--- The data Enclosed Below ---

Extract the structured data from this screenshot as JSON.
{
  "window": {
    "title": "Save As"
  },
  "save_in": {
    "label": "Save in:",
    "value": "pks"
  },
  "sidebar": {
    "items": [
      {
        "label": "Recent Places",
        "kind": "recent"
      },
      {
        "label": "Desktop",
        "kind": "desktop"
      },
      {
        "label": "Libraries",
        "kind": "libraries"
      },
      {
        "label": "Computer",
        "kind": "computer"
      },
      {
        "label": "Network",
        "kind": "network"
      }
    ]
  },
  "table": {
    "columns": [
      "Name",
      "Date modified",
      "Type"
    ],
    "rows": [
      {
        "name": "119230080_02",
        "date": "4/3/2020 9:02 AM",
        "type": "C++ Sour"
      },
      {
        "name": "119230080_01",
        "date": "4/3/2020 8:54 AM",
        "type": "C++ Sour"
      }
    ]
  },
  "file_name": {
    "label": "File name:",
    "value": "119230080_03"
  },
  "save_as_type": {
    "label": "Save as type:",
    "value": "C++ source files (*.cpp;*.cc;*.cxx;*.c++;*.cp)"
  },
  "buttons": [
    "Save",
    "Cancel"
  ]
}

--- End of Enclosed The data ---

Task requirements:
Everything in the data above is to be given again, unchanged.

Written solution:
Extract the structured data from this screenshot as JSON.
{
  "window": {
    "title": "Save As"
  },
  "save_in": {
    "label": "Save in:",
    "value": "pks"
  },
  "sidebar": {
    "items": [
      {
        "label": "Recent Places",
        "kind": "recent"
      },
      {
        "label": "Desktop",
        "kind": "desktop"
      },
      {
        "label": "Libraries",
        "kind": "libraries"
      },
      {
        "label": "Computer",
        "kind": "computer"
      },
      {
        "label": "Network",
        "kind": "network"
      }
    ]
  },
  "table": {
    "columns": [
      "Name",
      "Date modified",
      "Type"
    ],
    "rows": [
      {
        "name": "119230080_02",
        "date": "4/3/2020 9:02 AM",
        "type": "C++ Sour"
      },
      {
        "name": "119230080_01",
        "date": "4/3/2020 8:54 AM",
        "type": "C++ Sour"
      }
    ]
  },
  "file_name": {
    "label": "File name:",
    "value": "119230080_03"
  },
  "save_as_type": {
    "label": "Save as type:",
    "value": "C++ source files (*.cpp;*.cc;*.cxx;*.c++;*.cp)"
  },
  "buttons": [
    "Save",
    "Cancel"
  ]
}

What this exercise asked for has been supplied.